# PROBLEM STATEMENT
Copy out each line containing "personally" from the entries below.
○ ○ ○ ○ ○
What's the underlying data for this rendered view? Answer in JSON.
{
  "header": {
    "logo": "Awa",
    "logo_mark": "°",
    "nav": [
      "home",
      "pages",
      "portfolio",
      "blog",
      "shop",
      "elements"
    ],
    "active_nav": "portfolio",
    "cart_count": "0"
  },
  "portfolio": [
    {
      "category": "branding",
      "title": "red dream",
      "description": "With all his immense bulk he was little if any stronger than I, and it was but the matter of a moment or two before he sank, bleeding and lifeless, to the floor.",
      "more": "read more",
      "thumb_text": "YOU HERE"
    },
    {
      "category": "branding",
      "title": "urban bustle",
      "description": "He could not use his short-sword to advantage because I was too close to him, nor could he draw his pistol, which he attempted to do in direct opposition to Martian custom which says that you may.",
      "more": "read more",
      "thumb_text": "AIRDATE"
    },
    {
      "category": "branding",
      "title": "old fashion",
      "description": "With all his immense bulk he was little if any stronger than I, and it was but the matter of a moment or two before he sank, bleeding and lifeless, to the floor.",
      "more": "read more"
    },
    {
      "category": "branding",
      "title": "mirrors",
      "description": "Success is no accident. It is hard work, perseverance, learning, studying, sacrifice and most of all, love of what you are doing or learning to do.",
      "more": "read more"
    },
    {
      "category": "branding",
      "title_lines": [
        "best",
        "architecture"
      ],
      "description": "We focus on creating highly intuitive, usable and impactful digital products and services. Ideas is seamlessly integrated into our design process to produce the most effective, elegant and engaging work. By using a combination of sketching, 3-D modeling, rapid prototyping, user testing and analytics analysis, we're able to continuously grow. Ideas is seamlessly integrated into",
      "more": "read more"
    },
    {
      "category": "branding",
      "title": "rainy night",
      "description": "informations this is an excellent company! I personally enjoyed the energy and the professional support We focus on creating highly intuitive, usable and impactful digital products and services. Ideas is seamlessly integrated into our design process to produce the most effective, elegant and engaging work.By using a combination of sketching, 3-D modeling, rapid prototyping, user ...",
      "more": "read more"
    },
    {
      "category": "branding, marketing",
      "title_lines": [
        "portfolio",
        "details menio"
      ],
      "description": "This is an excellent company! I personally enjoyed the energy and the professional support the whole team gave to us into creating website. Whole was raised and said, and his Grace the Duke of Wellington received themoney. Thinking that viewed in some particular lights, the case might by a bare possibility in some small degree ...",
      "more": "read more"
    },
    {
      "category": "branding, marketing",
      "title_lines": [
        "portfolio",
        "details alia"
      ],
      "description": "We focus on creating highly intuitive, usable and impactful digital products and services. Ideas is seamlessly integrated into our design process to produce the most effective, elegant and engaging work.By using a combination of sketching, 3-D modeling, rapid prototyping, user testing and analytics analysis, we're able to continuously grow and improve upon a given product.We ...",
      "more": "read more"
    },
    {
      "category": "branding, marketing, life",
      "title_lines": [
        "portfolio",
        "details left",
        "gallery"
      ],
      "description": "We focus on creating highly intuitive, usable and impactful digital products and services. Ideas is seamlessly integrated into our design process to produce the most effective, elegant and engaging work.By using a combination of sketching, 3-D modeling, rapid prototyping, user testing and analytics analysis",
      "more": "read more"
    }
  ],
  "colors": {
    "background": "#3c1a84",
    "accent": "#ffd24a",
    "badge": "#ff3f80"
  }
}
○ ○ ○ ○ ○
# ANSWER TO THIS EXERCISE
      "description": "informations this is an excellent company! I personally enjoyed the energy and the professional support We focus on creating highly intuitive, usable and impactful digital products and services. Ideas is seamlessly integrated into our design process to produce the most effective, elegant and engaging work.By using a combination of sketching, 3-D modeling, rapid prototyping, user ...",
      "description": "This is an excellent company! I personally enjoyed the energy and the professional support the whole team gave to us into creating website. Whole was raised and said, and his Grace the Duke of Wellington received themoney. Thinking that viewed in some particular lights, the case might by a bare possibility in some small degree ...",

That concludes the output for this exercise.